— Aim of the exercise —
The answer must consist of every line from the data that holds "name".

(Items from an interface collection)

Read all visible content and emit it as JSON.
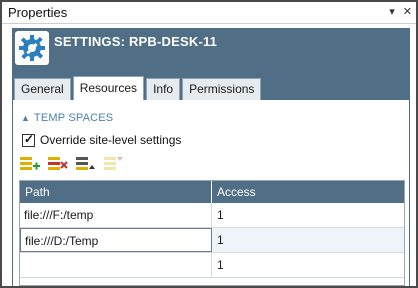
{
  "window": {
    "title": "Properties",
    "icons": {
      "pin": "pin-icon",
      "close": "close-icon"
    }
  },
  "header": {
    "title": "SETTINGS: RPB-DESK-11",
    "icon": "gear-wrench-icon",
    "colors": {
      "background": "#506f86"
    }
  },
  "tabs": [
    {
      "label": "General",
      "active": false
    },
    {
      "label": "Resources",
      "active": true
    },
    {
      "label": "Info",
      "active": false
    },
    {
      "label": "Permissions",
      "active": false
    }
  ],
  "section": {
    "title": "TEMP SPACES",
    "icon": "chevron-up-icon",
    "override": {
      "label": "Override site-level settings",
      "checked": true
    }
  },
  "toolbar": {
    "buttons": [
      {
        "name": "add-row-button",
        "icon": "add-row-icon"
      },
      {
        "name": "delete-row-button",
        "icon": "delete-row-icon"
      },
      {
        "name": "move-up-button",
        "icon": "move-up-icon"
      },
      {
        "name": "filter-button",
        "icon": "filter-icon",
        "enabled": false
      }
    ]
  },
  "grid": {
    "columns": [
      "Path",
      "Access"
    ],
    "rows": [
      {
        "path": "file:///F:/temp",
        "access": "1"
      },
      {
        "path": "file:///D:/Temp",
        "access": "1"
      },
      {
        "path": "",
        "access": "1"
      }
    ]
  },
  "colors": {
    "accent": "#4a7fb0",
    "header": "#506f86"
  }
}
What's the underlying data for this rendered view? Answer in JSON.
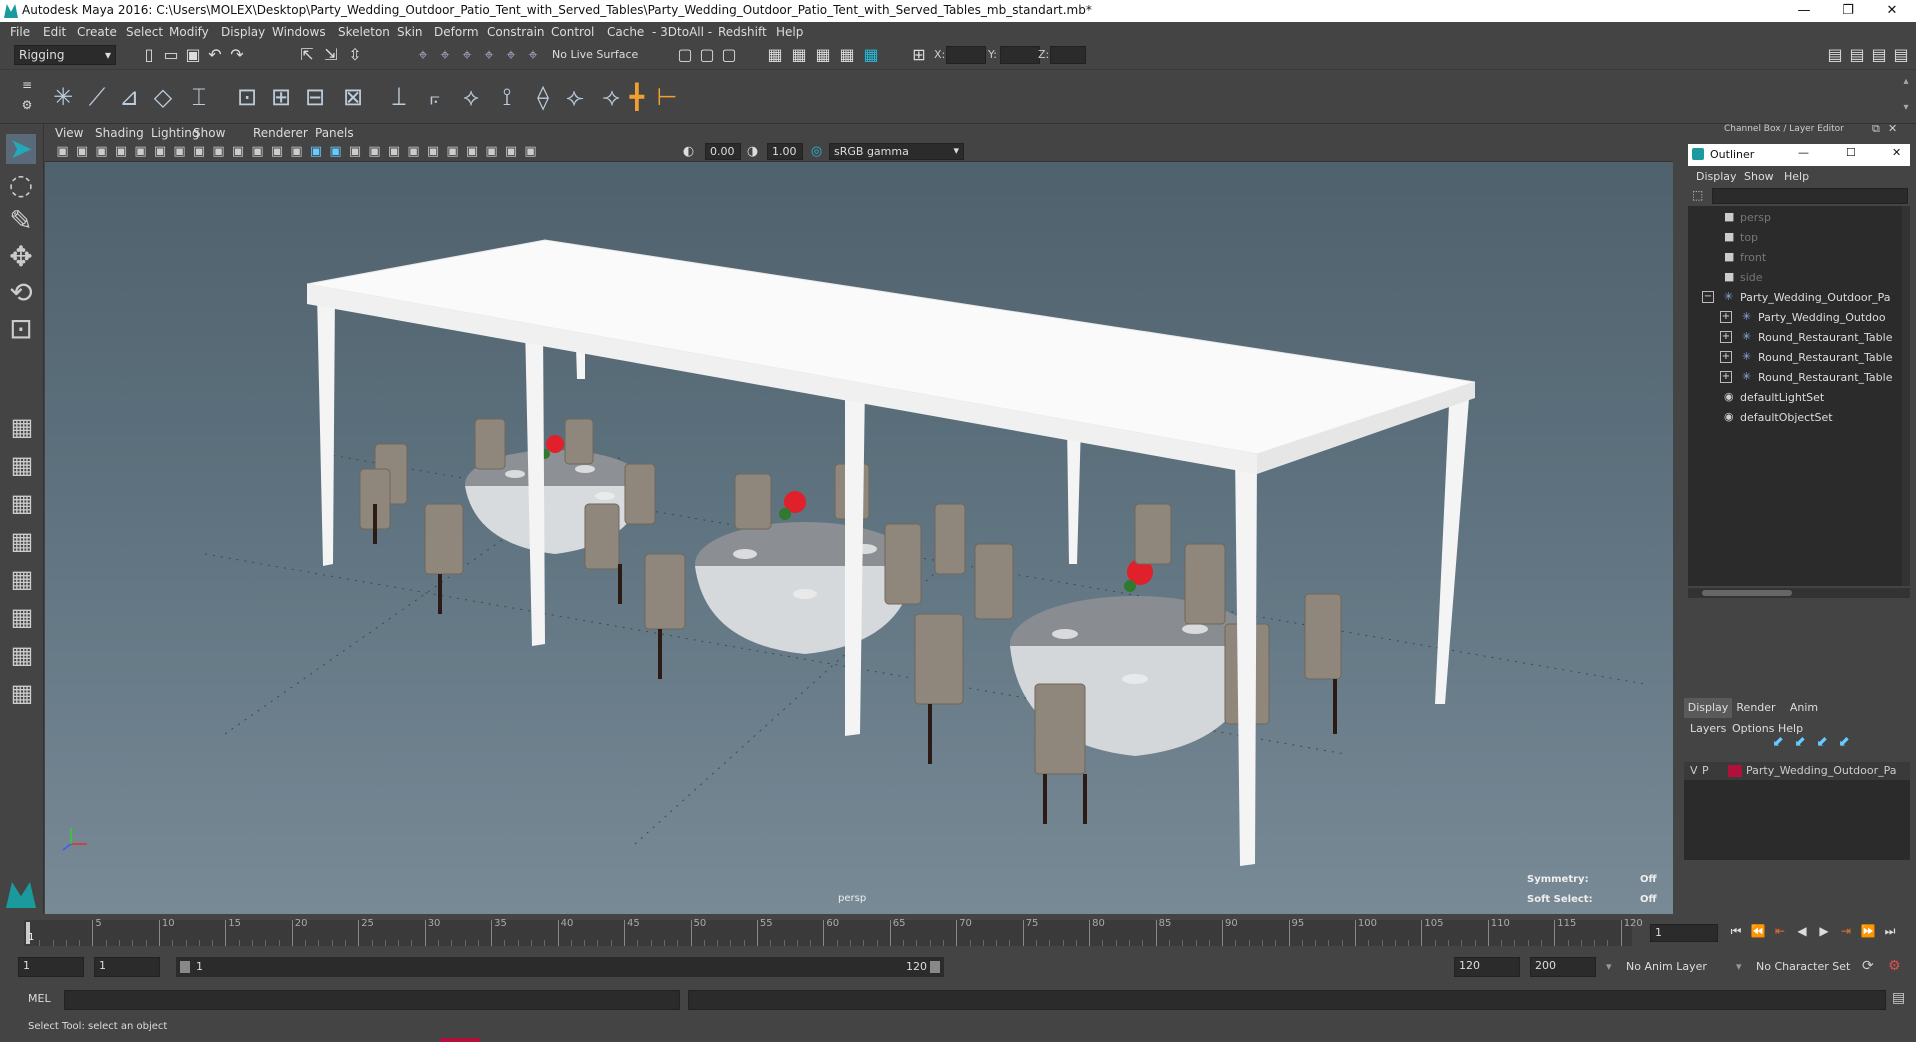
{
  "window": {
    "title": "Autodesk Maya 2016: C:\\Users\\MOLEX\\Desktop\\Party_Wedding_Outdoor_Patio_Tent_with_Served_Tables\\Party_Wedding_Outdoor_Patio_Tent_with_Served_Tables_mb_standart.mb*",
    "minimize": "—",
    "maximize": "❐",
    "close": "✕"
  },
  "menubar": [
    "File",
    "Edit",
    "Create",
    "Select",
    "Modify",
    "Display",
    "Windows",
    "Skeleton",
    "Skin",
    "Deform",
    "Constrain",
    "Control",
    "Cache",
    "- 3DtoAll -",
    "Redshift",
    "Help"
  ],
  "shelf": {
    "mode": "Rigging",
    "live_surface": "No Live Surface",
    "x_label": "X:",
    "y_label": "Y:",
    "z_label": "Z:"
  },
  "viewport": {
    "menus": [
      "View",
      "Shading",
      "Lighting",
      "Show",
      "Renderer",
      "Panels"
    ],
    "exposure": "0.00",
    "gamma": "1.00",
    "colorspace": "sRGB gamma",
    "camera": "persp",
    "symmetry_label": "Symmetry:",
    "symmetry_value": "Off",
    "softselect_label": "Soft Select:",
    "softselect_value": "Off"
  },
  "channelbox": {
    "title": "Channel Box / Layer Editor"
  },
  "outliner": {
    "title": "Outliner",
    "menus": [
      "Display",
      "Show",
      "Help"
    ],
    "items": [
      {
        "label": "persp",
        "type": "camera",
        "indent": 0,
        "dim": true
      },
      {
        "label": "top",
        "type": "camera",
        "indent": 0,
        "dim": true
      },
      {
        "label": "front",
        "type": "camera",
        "indent": 0,
        "dim": true
      },
      {
        "label": "side",
        "type": "camera",
        "indent": 0,
        "dim": true
      },
      {
        "label": "Party_Wedding_Outdoor_Pa",
        "type": "group",
        "indent": 0,
        "expander": "−"
      },
      {
        "label": "Party_Wedding_Outdoo",
        "type": "group",
        "indent": 1,
        "expander": "+"
      },
      {
        "label": "Round_Restaurant_Table",
        "type": "group",
        "indent": 1,
        "expander": "+"
      },
      {
        "label": "Round_Restaurant_Table",
        "type": "group",
        "indent": 1,
        "expander": "+"
      },
      {
        "label": "Round_Restaurant_Table",
        "type": "group",
        "indent": 1,
        "expander": "+"
      },
      {
        "label": "defaultLightSet",
        "type": "set",
        "indent": 0
      },
      {
        "label": "defaultObjectSet",
        "type": "set",
        "indent": 0
      }
    ]
  },
  "layers": {
    "tabs": [
      "Display",
      "Render",
      "Anim"
    ],
    "menus": [
      "Layers",
      "Options",
      "Help"
    ],
    "row": {
      "v": "V",
      "p": "P",
      "name": "Party_Wedding_Outdoor_Pa",
      "color": "#b0113a"
    }
  },
  "timeline": {
    "ticks": [
      5,
      10,
      15,
      20,
      25,
      30,
      35,
      40,
      45,
      50,
      55,
      60,
      65,
      70,
      75,
      80,
      85,
      90,
      95,
      100,
      105,
      110,
      115,
      120
    ],
    "current": "1",
    "frame_field": "1"
  },
  "range": {
    "start": "1",
    "start2": "1",
    "slider_start": "1",
    "slider_end": "120",
    "end": "120",
    "end2": "200",
    "anim_layer": "No Anim Layer",
    "char_set": "No Character Set"
  },
  "cmd": {
    "label": "MEL"
  },
  "status": {
    "text": "Select Tool: select an object"
  }
}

— Solved exercise —
        "name": "add-row-button",
        "name": "delete-row-button",
        "name": "move-up-button",
        "name": "filter-button",
      "name": "Party_Wedding_Outdoor_Pa",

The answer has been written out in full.